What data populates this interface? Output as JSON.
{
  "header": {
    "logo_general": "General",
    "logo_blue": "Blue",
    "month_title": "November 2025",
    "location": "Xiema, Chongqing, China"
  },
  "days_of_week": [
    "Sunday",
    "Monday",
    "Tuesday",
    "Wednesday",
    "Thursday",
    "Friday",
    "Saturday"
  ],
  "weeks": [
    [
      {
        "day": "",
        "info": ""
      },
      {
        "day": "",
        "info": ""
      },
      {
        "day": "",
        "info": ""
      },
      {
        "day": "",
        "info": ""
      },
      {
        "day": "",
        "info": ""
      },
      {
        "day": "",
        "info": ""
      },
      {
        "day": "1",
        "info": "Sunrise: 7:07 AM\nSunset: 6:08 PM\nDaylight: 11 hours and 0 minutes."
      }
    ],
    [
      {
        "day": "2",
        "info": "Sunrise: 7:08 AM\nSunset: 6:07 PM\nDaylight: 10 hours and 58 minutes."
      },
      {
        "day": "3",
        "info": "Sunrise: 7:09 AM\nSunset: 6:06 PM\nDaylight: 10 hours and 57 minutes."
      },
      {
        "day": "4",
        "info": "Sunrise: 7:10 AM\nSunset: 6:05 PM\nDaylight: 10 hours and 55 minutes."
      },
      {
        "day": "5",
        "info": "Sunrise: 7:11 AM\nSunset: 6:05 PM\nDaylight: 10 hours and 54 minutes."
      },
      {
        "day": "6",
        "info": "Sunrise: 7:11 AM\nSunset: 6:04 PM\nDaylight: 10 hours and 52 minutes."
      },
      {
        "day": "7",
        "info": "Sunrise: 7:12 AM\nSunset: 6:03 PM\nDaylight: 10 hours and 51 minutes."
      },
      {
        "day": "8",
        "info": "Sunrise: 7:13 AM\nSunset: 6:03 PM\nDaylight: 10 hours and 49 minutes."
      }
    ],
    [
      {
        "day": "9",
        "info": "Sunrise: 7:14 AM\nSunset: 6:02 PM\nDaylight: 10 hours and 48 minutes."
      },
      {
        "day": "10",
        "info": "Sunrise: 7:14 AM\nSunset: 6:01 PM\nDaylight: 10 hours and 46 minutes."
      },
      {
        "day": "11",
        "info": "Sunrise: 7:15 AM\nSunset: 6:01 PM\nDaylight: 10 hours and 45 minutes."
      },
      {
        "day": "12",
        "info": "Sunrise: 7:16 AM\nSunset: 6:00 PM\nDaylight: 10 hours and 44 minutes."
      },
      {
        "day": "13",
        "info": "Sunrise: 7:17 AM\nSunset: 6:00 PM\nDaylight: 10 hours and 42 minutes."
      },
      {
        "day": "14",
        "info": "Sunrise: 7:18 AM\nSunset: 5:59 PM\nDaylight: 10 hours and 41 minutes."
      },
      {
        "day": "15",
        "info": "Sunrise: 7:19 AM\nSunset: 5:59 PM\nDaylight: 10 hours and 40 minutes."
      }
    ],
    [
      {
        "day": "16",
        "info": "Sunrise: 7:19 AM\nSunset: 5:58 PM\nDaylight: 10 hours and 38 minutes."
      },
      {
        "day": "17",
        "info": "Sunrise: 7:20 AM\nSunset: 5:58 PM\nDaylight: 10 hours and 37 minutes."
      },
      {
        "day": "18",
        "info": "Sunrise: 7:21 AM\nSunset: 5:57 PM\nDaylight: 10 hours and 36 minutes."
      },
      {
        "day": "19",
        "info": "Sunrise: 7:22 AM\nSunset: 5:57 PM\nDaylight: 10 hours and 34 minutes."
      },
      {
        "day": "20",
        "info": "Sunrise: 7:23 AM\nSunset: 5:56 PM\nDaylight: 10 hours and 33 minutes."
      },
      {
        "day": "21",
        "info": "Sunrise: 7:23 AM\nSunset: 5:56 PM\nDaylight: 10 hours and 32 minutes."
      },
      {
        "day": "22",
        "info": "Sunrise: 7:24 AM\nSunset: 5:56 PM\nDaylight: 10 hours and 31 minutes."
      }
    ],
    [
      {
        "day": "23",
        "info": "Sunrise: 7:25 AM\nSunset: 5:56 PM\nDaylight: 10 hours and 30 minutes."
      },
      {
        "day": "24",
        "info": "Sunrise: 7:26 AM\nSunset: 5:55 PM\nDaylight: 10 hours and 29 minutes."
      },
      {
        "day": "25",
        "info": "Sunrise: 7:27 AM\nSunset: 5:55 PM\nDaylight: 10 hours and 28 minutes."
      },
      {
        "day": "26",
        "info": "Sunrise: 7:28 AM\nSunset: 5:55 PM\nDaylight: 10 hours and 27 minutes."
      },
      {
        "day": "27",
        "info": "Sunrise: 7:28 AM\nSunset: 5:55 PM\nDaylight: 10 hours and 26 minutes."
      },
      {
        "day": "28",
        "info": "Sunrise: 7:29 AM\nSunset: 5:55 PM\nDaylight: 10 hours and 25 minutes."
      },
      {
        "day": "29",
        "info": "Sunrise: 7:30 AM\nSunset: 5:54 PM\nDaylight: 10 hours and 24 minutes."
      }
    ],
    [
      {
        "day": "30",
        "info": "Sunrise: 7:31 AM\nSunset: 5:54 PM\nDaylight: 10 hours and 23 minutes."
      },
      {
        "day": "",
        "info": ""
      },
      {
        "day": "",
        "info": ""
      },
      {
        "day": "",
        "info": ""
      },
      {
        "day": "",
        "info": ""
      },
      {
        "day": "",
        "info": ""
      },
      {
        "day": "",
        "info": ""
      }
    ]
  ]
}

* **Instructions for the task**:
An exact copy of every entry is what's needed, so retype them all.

* **Exercise output**:
What data populates this interface? Output as JSON.
{
  "header": {
    "logo_general": "General",
    "logo_blue": "Blue",
    "month_title": "November 2025",
    "location": "Xiema, Chongqing, China"
  },
  "days_of_week": [
    "Sunday",
    "Monday",
    "Tuesday",
    "Wednesday",
    "Thursday",
    "Friday",
    "Saturday"
  ],
  "weeks": [
    [
      {
        "day": "",
        "info": ""
      },
      {
        "day": "",
        "info": ""
      },
      {
        "day": "",
        "info": ""
      },
      {
        "day": "",
        "info": ""
      },
      {
        "day": "",
        "info": ""
      },
      {
        "day": "",
        "info": ""
      },
      {
        "day": "1",
        "info": "Sunrise: 7:07 AM\nSunset: 6:08 PM\nDaylight: 11 hours and 0 minutes."
      }
    ],
    [
      {
        "day": "2",
        "info": "Sunrise: 7:08 AM\nSunset: 6:07 PM\nDaylight: 10 hours and 58 minutes."
      },
      {
        "day": "3",
        "info": "Sunrise: 7:09 AM\nSunset: 6:06 PM\nDaylight: 10 hours and 57 minutes."
      },
      {
        "day": "4",
        "info": "Sunrise: 7:10 AM\nSunset: 6:05 PM\nDaylight: 10 hours and 55 minutes."
      },
      {
        "day": "5",
        "info": "Sunrise: 7:11 AM\nSunset: 6:05 PM\nDaylight: 10 hours and 54 minutes."
      },
      {
        "day": "6",
        "info": "Sunrise: 7:11 AM\nSunset: 6:04 PM\nDaylight: 10 hours and 52 minutes."
      },
      {
        "day": "7",
        "info": "Sunrise: 7:12 AM\nSunset: 6:03 PM\nDaylight: 10 hours and 51 minutes."
      },
      {
        "day": "8",
        "info": "Sunrise: 7:13 AM\nSunset: 6:03 PM\nDaylight: 10 hours and 49 minutes."
      }
    ],
    [
      {
        "day": "9",
        "info": "Sunrise: 7:14 AM\nSunset: 6:02 PM\nDaylight: 10 hours and 48 minutes."
      },
      {
        "day": "10",
        "info": "Sunrise: 7:14 AM\nSunset: 6:01 PM\nDaylight: 10 hours and 46 minutes."
      },
      {
        "day": "11",
        "info": "Sunrise: 7:15 AM\nSunset: 6:01 PM\nDaylight: 10 hours and 45 minutes."
      },
      {
        "day": "12",
        "info": "Sunrise: 7:16 AM\nSunset: 6:00 PM\nDaylight: 10 hours and 44 minutes."
      },
      {
        "day": "13",
        "info": "Sunrise: 7:17 AM\nSunset: 6:00 PM\nDaylight: 10 hours and 42 minutes."
      },
      {
        "day": "14",
        "info": "Sunrise: 7:18 AM\nSunset: 5:59 PM\nDaylight: 10 hours and 41 minutes."
      },
      {
        "day": "15",
        "info": "Sunrise: 7:19 AM\nSunset: 5:59 PM\nDaylight: 10 hours and 40 minutes."
      }
    ],
    [
      {
        "day": "16",
        "info": "Sunrise: 7:19 AM\nSunset: 5:58 PM\nDaylight: 10 hours and 38 minutes."
      },
      {
        "day": "17",
        "info": "Sunrise: 7:20 AM\nSunset: 5:58 PM\nDaylight: 10 hours and 37 minutes."
      },
      {
        "day": "18",
        "info": "Sunrise: 7:21 AM\nSunset: 5:57 PM\nDaylight: 10 hours and 36 minutes."
      },
      {
        "day": "19",
        "info": "Sunrise: 7:22 AM\nSunset: 5:57 PM\nDaylight: 10 hours and 34 minutes."
      },
      {
        "day": "20",
        "info": "Sunrise: 7:23 AM\nSunset: 5:56 PM\nDaylight: 10 hours and 33 minutes."
      },
      {
        "day": "21",
        "info": "Sunrise: 7:23 AM\nSunset: 5:56 PM\nDaylight: 10 hours and 32 minutes."
      },
      {
        "day": "22",
        "info": "Sunrise: 7:24 AM\nSunset: 5:56 PM\nDaylight: 10 hours and 31 minutes."
      }
    ],
    [
      {
        "day": "23",
        "info": "Sunrise: 7:25 AM\nSunset: 5:56 PM\nDaylight: 10 hours and 30 minutes."
      },
      {
        "day": "24",
        "info": "Sunrise: 7:26 AM\nSunset: 5:55 PM\nDaylight: 10 hours and 29 minutes."
      },
      {
        "day": "25",
        "info": "Sunrise: 7:27 AM\nSunset: 5:55 PM\nDaylight: 10 hours and 28 minutes."
      },
      {
        "day": "26",
        "info": "Sunrise: 7:28 AM\nSunset: 5:55 PM\nDaylight: 10 hours and 27 minutes."
      },
      {
        "day": "27",
        "info": "Sunrise: 7:28 AM\nSunset: 5:55 PM\nDaylight: 10 hours and 26 minutes."
      },
      {
        "day": "28",
        "info": "Sunrise: 7:29 AM\nSunset: 5:55 PM\nDaylight: 10 hours and 25 minutes."
      },
      {
        "day": "29",
        "info": "Sunrise: 7:30 AM\nSunset: 5:54 PM\nDaylight: 10 hours and 24 minutes."
      }
    ],
    [
      {
        "day": "30",
        "info": "Sunrise: 7:31 AM\nSunset: 5:54 PM\nDaylight: 10 hours and 23 minutes."
      },
      {
        "day": "",
        "info": ""
      },
      {
        "day": "",
        "info": ""
      },
      {
        "day": "",
        "info": ""
      },
      {
        "day": "",
        "info": ""
      },
      {
        "day": "",
        "info": ""
      },
      {
        "day": "",
        "info": ""
      }
    ]
  ]
}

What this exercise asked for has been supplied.